*** Opening Material provided ***

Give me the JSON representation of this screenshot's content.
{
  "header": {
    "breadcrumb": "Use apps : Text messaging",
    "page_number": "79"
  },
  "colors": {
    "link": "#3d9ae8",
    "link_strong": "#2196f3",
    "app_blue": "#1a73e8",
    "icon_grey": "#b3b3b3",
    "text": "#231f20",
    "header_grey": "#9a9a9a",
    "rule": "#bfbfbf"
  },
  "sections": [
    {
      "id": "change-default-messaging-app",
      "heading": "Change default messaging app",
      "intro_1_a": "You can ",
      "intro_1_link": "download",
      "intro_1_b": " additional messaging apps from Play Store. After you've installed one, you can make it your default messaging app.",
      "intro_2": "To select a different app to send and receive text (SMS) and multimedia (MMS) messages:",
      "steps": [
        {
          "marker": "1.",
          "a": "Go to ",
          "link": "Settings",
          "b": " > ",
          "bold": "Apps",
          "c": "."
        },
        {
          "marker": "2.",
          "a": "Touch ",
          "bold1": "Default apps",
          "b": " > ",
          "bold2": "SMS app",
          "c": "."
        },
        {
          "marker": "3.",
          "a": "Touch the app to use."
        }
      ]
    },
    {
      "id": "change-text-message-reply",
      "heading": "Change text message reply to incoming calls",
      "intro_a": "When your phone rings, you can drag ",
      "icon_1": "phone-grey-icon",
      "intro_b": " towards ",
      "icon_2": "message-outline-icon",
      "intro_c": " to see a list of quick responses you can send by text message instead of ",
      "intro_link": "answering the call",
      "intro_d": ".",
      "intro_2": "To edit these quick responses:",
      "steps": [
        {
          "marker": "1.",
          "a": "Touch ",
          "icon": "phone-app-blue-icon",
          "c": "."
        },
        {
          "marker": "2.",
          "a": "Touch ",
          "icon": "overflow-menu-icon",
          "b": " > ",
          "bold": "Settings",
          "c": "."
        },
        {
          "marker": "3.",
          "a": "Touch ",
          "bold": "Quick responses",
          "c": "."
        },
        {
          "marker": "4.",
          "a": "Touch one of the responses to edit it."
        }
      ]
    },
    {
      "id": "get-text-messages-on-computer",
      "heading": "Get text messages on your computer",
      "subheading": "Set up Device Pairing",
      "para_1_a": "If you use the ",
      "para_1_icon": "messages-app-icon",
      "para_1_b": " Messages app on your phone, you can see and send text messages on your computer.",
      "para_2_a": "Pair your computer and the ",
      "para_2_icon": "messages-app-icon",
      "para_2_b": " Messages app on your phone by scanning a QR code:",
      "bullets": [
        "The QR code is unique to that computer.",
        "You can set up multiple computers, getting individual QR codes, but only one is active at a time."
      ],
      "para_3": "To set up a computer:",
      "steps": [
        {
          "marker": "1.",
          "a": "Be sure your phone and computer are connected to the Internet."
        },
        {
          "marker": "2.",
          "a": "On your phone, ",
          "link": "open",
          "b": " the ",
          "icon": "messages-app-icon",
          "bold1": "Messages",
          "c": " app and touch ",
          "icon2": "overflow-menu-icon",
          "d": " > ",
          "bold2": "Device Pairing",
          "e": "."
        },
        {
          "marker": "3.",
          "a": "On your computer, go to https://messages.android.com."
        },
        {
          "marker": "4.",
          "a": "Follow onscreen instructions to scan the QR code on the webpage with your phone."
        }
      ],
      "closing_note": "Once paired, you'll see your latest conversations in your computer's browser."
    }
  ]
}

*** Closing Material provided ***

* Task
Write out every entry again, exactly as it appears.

* Answer space
Give me the JSON representation of this screenshot's content.
{
  "header": {
    "breadcrumb": "Use apps : Text messaging",
    "page_number": "79"
  },
  "colors": {
    "link": "#3d9ae8",
    "link_strong": "#2196f3",
    "app_blue": "#1a73e8",
    "icon_grey": "#b3b3b3",
    "text": "#231f20",
    "header_grey": "#9a9a9a",
    "rule": "#bfbfbf"
  },
  "sections": [
    {
      "id": "change-default-messaging-app",
      "heading": "Change default messaging app",
      "intro_1_a": "You can ",
      "intro_1_link": "download",
      "intro_1_b": " additional messaging apps from Play Store. After you've installed one, you can make it your default messaging app.",
      "intro_2": "To select a different app to send and receive text (SMS) and multimedia (MMS) messages:",
      "steps": [
        {
          "marker": "1.",
          "a": "Go to ",
          "link": "Settings",
          "b": " > ",
          "bold": "Apps",
          "c": "."
        },
        {
          "marker": "2.",
          "a": "Touch ",
          "bold1": "Default apps",
          "b": " > ",
          "bold2": "SMS app",
          "c": "."
        },
        {
          "marker": "3.",
          "a": "Touch the app to use."
        }
      ]
    },
    {
      "id": "change-text-message-reply",
      "heading": "Change text message reply to incoming calls",
      "intro_a": "When your phone rings, you can drag ",
      "icon_1": "phone-grey-icon",
      "intro_b": " towards ",
      "icon_2": "message-outline-icon",
      "intro_c": " to see a list of quick responses you can send by text message instead of ",
      "intro_link": "answering the call",
      "intro_d": ".",
      "intro_2": "To edit these quick responses:",
      "steps": [
        {
          "marker": "1.",
          "a": "Touch ",
          "icon": "phone-app-blue-icon",
          "c": "."
        },
        {
          "marker": "2.",
          "a": "Touch ",
          "icon": "overflow-menu-icon",
          "b": " > ",
          "bold": "Settings",
          "c": "."
        },
        {
          "marker": "3.",
          "a": "Touch ",
          "bold": "Quick responses",
          "c": "."
        },
        {
          "marker": "4.",
          "a": "Touch one of the responses to edit it."
        }
      ]
    },
    {
      "id": "get-text-messages-on-computer",
      "heading": "Get text messages on your computer",
      "subheading": "Set up Device Pairing",
      "para_1_a": "If you use the ",
      "para_1_icon": "messages-app-icon",
      "para_1_b": " Messages app on your phone, you can see and send text messages on your computer.",
      "para_2_a": "Pair your computer and the ",
      "para_2_icon": "messages-app-icon",
      "para_2_b": " Messages app on your phone by scanning a QR code:",
      "bullets": [
        "The QR code is unique to that computer.",
        "You can set up multiple computers, getting individual QR codes, but only one is active at a time."
      ],
      "para_3": "To set up a computer:",
      "steps": [
        {
          "marker": "1.",
          "a": "Be sure your phone and computer are connected to the Internet."
        },
        {
          "marker": "2.",
          "a": "On your phone, ",
          "link": "open",
          "b": " the ",
          "icon": "messages-app-icon",
          "bold1": "Messages",
          "c": " app and touch ",
          "icon2": "overflow-menu-icon",
          "d": " > ",
          "bold2": "Device Pairing",
          "e": "."
        },
        {
          "marker": "3.",
          "a": "On your computer, go to https://messages.android.com."
        },
        {
          "marker": "4.",
          "a": "Follow onscreen instructions to scan the QR code on the webpage with your phone."
        }
      ],
      "closing_note": "Once paired, you'll see your latest conversations in your computer's browser."
    }
  ]
}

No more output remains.